Items from a dataset
● ● ● ●

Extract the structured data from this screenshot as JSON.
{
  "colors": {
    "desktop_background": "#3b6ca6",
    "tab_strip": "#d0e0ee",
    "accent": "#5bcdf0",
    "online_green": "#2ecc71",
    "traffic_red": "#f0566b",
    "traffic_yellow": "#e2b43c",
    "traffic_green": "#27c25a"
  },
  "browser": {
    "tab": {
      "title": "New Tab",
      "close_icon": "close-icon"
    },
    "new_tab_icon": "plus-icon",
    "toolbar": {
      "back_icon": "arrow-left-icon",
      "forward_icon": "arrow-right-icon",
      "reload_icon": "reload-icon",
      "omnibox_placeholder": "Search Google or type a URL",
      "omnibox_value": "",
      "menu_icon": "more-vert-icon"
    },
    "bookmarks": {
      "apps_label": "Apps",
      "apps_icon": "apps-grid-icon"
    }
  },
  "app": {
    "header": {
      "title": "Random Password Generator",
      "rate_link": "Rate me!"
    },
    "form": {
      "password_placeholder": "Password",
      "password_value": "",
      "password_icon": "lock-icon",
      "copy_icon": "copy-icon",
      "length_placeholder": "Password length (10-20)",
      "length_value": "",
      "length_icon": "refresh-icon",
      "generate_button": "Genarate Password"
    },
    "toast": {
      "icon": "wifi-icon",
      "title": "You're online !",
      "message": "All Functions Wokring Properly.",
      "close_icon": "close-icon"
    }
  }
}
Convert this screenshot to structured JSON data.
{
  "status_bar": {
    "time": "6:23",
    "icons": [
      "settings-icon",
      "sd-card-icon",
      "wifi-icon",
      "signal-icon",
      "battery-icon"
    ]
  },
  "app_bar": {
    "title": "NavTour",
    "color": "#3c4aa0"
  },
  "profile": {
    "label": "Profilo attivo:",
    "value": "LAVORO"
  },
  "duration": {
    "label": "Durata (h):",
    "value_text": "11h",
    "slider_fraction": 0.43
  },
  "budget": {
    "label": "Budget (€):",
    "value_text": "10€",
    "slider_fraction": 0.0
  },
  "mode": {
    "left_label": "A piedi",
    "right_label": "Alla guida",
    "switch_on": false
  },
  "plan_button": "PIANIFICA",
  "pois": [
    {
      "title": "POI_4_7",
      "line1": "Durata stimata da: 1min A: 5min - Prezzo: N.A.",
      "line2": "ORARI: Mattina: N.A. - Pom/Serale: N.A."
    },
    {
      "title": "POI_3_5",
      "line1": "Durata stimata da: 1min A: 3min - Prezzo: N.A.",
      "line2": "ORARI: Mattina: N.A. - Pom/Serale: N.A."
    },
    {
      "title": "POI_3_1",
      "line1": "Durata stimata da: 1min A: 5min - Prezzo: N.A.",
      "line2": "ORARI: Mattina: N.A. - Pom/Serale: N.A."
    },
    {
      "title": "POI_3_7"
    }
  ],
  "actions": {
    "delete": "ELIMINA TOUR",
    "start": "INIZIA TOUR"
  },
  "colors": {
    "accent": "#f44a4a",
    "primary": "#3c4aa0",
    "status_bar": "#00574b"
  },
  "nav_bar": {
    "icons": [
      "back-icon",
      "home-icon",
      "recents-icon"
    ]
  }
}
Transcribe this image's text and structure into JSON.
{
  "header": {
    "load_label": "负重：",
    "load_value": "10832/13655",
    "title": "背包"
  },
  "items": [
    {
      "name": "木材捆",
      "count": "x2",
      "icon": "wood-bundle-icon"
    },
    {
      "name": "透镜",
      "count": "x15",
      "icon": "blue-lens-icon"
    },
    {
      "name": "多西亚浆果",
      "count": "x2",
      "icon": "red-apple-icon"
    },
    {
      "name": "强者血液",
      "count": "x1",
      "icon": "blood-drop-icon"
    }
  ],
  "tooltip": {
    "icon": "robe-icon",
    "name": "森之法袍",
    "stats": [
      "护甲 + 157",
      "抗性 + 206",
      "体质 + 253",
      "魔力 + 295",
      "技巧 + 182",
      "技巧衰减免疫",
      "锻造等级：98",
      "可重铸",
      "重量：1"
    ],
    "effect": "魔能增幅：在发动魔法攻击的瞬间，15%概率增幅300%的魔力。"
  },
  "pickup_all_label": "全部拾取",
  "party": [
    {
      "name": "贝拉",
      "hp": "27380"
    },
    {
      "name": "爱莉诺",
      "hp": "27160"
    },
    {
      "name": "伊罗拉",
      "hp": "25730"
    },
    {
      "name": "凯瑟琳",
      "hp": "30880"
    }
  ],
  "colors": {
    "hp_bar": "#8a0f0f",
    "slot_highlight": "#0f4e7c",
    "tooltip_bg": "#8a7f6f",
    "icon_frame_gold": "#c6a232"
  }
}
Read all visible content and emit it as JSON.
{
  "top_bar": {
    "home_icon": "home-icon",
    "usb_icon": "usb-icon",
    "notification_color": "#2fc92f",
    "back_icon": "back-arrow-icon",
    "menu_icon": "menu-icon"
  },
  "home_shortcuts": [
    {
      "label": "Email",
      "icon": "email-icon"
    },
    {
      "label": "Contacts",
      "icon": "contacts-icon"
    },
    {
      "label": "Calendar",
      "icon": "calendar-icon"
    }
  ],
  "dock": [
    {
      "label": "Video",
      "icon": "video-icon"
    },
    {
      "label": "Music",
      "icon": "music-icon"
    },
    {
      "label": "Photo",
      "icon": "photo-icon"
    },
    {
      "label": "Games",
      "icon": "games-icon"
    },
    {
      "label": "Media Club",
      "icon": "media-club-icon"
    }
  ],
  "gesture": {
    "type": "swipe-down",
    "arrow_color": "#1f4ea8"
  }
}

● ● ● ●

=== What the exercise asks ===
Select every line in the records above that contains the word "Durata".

=== Result for this exercise ===
    "label": "Durata (h):",
      "line1": "Durata stimata da: 1min A: 5min - Prezzo: N.A.",
      "line1": "Durata stimata da: 1min A: 3min - Prezzo: N.A.",
      "line1": "Durata stimata da: 1min A: 5min - Prezzo: N.A.",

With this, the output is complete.